  • Protrusion of omentum or intestines through fascial defect at umbilicus; may appear bluish discolored and make “gurgly” sounds; increases in size with straining; rarely causes pai
  • Rarely become incarcerated or strangulated
  • Umbilical hernias are only type of hernia that may close spontaneously over time
  • Size of fascial defect rather than degree of protuberance of umbilicus is the primary determining factor for whether or not the hernia will close spontaneously 
  • Most umbilical hernias with fascial defect <1.5 cm will close
  • Umbilical hernias with supraumbilical component are unlikely to close spontaneously

When to Refer

  • If no resolution of hernia by age 3-4 years
  • Occasionally in younger child 1-2 years of age with large fascial defect > 1.5 cm or large proboscoid hernia that is not decreasing in size
  • Umbilical hernias with supraumbilical component
  • If there is concern for incarceration

Undescended Testis: When to Refer to Surgery – Rebeccah Brown, MD

Undescended Testis is a condition in which the testicle has not dropped into the scrotum and cannot be manipulated into place, thus requiring surgical intervention.

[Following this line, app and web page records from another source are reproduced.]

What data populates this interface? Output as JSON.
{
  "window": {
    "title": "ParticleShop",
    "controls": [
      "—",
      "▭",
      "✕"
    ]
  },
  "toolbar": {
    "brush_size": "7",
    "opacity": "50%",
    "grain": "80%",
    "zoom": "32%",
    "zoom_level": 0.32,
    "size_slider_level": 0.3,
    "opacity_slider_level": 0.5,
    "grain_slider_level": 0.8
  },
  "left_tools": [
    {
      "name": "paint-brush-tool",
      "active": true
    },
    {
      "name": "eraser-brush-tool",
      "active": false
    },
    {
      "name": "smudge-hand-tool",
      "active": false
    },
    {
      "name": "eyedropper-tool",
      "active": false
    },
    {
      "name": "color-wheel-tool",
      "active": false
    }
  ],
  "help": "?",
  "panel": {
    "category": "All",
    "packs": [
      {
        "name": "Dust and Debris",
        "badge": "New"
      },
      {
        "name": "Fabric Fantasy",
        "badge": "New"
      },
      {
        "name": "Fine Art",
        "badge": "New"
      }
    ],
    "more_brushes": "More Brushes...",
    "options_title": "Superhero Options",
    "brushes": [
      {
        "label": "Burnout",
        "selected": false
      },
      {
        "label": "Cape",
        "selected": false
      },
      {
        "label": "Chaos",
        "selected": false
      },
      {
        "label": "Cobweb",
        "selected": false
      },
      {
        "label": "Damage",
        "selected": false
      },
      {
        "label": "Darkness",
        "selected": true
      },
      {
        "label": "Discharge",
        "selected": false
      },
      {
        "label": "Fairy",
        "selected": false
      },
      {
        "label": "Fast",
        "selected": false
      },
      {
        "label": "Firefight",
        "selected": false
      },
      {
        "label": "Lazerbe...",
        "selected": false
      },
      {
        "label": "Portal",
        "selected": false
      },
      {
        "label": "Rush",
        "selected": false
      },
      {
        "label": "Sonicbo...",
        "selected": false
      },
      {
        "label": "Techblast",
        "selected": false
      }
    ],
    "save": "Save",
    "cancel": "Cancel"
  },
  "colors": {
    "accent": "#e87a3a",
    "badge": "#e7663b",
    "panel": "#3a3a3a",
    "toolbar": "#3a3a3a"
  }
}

This condition occurs in roughly 3% of newborn males, though it is more frequent in premature male babies.  

When to Refer
Most testicles drop by 3-4 months of age.  If your patient is 6 months of age and the testicles have not yet descended and you are unable to palpate the testicle in the scrotum, refer to surgery. 

It is best for the patient to have surgery before he is 1 year of age for fertility reasons.  This is an outpatient procedure that can be performed at our Base or Liberty campus. 

How to Refer
Healthcare providers or patients can call 513-636-4371, Option #1 or fax us at 513-636-7657.
Providers can also fill out our online form

Appendicitis Care at Liberty

Appendicitis is inflammation and infection of the appendix. There are three forms of appendicitis:

  • Non-perforated
  • Perforated, and
  • Perforated Appendicitis with Abscess

All three of these conditions require the appendix to be removed which requires an inpatient stay of anywhere between 1-2 days for non-perforated and 4-5 days for perforated. For you and your patient’s convenience, we offer appendectomies at both our Main Base and Liberty locations.

Our Liberty facility is fully equipped with 40 inpatient beds. The pediatric nursing team at our Liberty Campus is of the same high caliber as nursing teams at our Main Campus (Burnet Ave). The inpatient rooms are large, light-filled and close to the nursing station. 


If you have any questions or would like to speak with one of our surgeons for a surgical consultation, please call 513-636-4371 between 8 am - 4:30 pm.

How to Contact Us 

Between the hours of 8 am - 4:30 pm, Monday thru Friday

If you have a patient who needs to be seen urgently please select the most applicable option for your patient:

  • Call 513-636-4371, option #1 to schedule a clinic appointment for the next day
  • Call 513-636-4371, option #3 to speak to a nurse

If the patient needs to be scheduled for clinic same day, a Cincinnati Children’s nurse can work with you and your patient to facilitate the appointment and accommodate them into an open clinic that day. Please note, the patient will need to be flexible with which provider they will see and at which location.

After 4:30 pm Monday - Friday, or weekends and holidays

If you have a patient who needs to be seen urgently, we recommend they be referred to the Cincinnati Children’s Burnet Emergency Department or the Liberty Campus Emergency Department.


To Refer a Patient

Phone: 513-636-4371, Option #1
Fax: 513-636-7657
Please include all relevant medical records with the referral

To Speak with a Phone Triage Nurse

Phone: 513-636-4371. Option #5      
Our nurses are able to help with general questions such as clarification of discharge instructions, or other common questions.

Programs and Services

Mom and son smile together.
Utilizing the latest surgical techniques at the hands of experienced surgeons. Learn More

Meet Our Team

The Division of General and Thoracic Surgery is home to specialists with a wide variety of backgrounds and areas of focus.

Learn More